Below is an excerpt from Potomac Research Group Chief Political Strategist JT Taylor's Morning Bullets sent to institutional clients each morning.
After a dozen debates, Marco Rubio finally nailed one, but it may have come too late for the Senator. With only four days to go before the make-or-break-FL vote on Tuesday, Rubio's performance is sure to give him some badly-needed oxygen, but it's unclear whether it will be enough to dethrone Donald Trump. It was also good news for Ted Cruz and John Kasich, who don't have a shot in the state, but need to deny Trump its 99 delegates in order to have a path forward. Trump turned the theatrics way down last night as part of his recent pivot to a more 'presidential' demeanor -- but it was clear who the alpha dog was on stage, with Cruz the only one willing to take him on directly. Last night's debate was, mercifully, the most civil and policy-oriented to date with Cruz, Kasich and Rubio leading the charge on wide range of issues -- but when the frontrunner's shallow grasp on any given topic doesn't seem to matter, its impact is largely a matter of optics, not substance.
To ensure that any good news from last night's debate is overshadowed going into the weekend, Trump has secured the endorsement of his onetime rival Ben Carson with an announcement to come at a 9am presser today. While his support has dwindled over the course of the primary, he still has a very loyal following and may augment Trump's current lead in Carson's home state of FL.
Donald Trump is poised to clean up on Tuesday, putting the party on the verge of crowning a nominee before its Democratic rivals -- a scenario that would have been inconceivable just a few months ago. We've noted that Hillary Clinton's delegate lead was insurmountable, allowing her to shift her focus to running against Trump in the general election -- now Bernie Sanders' surprise win in MI has forced Hillary to turn her attention back to becoming her party's nominee. With Hillary refocused on Sanders, it gives Trump all the more room to secure his delegate lead, and avoiding the flak that he would otherwise be getting from her and the Democratic party.

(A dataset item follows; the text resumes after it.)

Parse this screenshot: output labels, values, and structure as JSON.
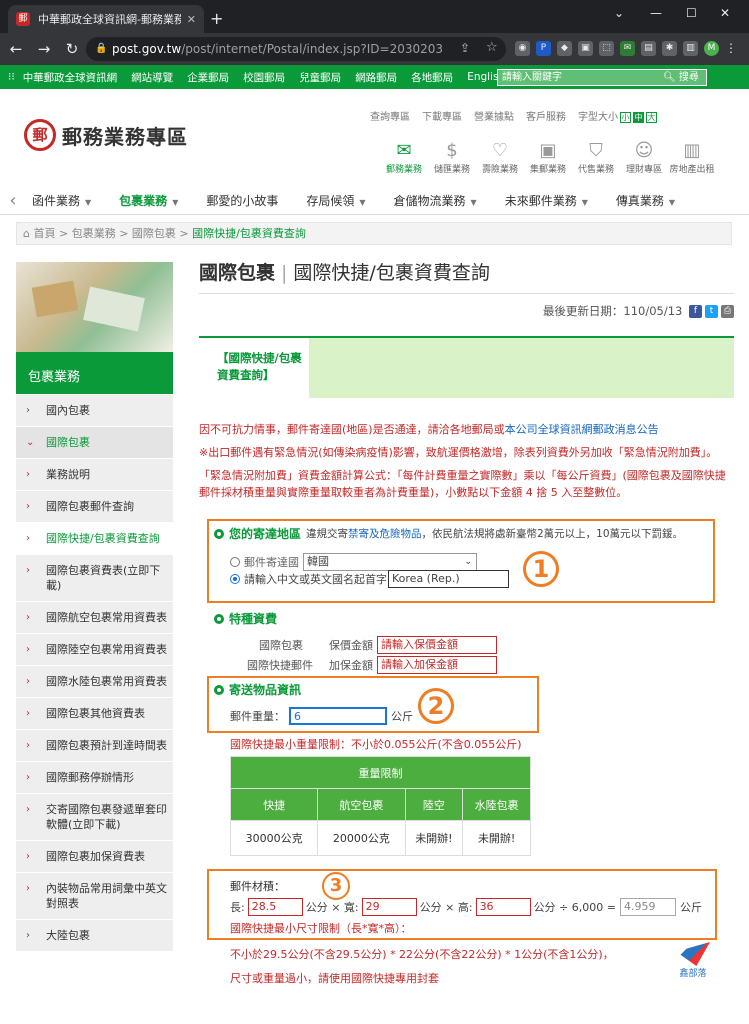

HILLARY VEERS LEFT
Sanders' resiliency has forced Clinton to shift her campaign message to cater to his supporters. In many ways she's now running the campaign that Sanders hoped for with regard to the issues, but at the same time she is trying to paint Sanders as a conservative stooge on gun rights, the Ex-Im bank, and even the minutemen militias patrolling the Mexico border -- while herself outflanking Obama to the left on immigration. The farther left Clinton ventures, the more difficult it will be for her to swing back to the center for the general -- and TPP is only the first casualty of this shift.
Being the frontrunner with a sizeable delegate lead, and having a devoted support base that won't budge is the typical dream of a presidential candidate. Labeling himself as a 'unifier' and an 'asset' to the party because he brings out more voters, Trump's new tack belies his divisive rhetoric -- including his newest statement about Islam. Trump is only expanding his own support base, not the party's, and he is narrowing his chances of winning in the general election every time he steps up to the mic.
STICKS AND STONES
Trump is spending more money in FL and OH than he has done in recent states, to bolster his dominance in earned media -- which so far has played in his favor. Knowing that this is a chance to knock out two opponents and seal the deal for the nomination, he's spent $1.2 million in FL and just over $800k in OH. He'd be the first to say that this is pocket change for him, but that figure is dwarfed by the combined spending of his rivals and the anti-Trump superPACS, which have dumped well over $10 million into the two states. The anti-Trump movement is rushing to throw all they can at Trump before Tuesday, but we again doubt it will stick to the Teflon Don.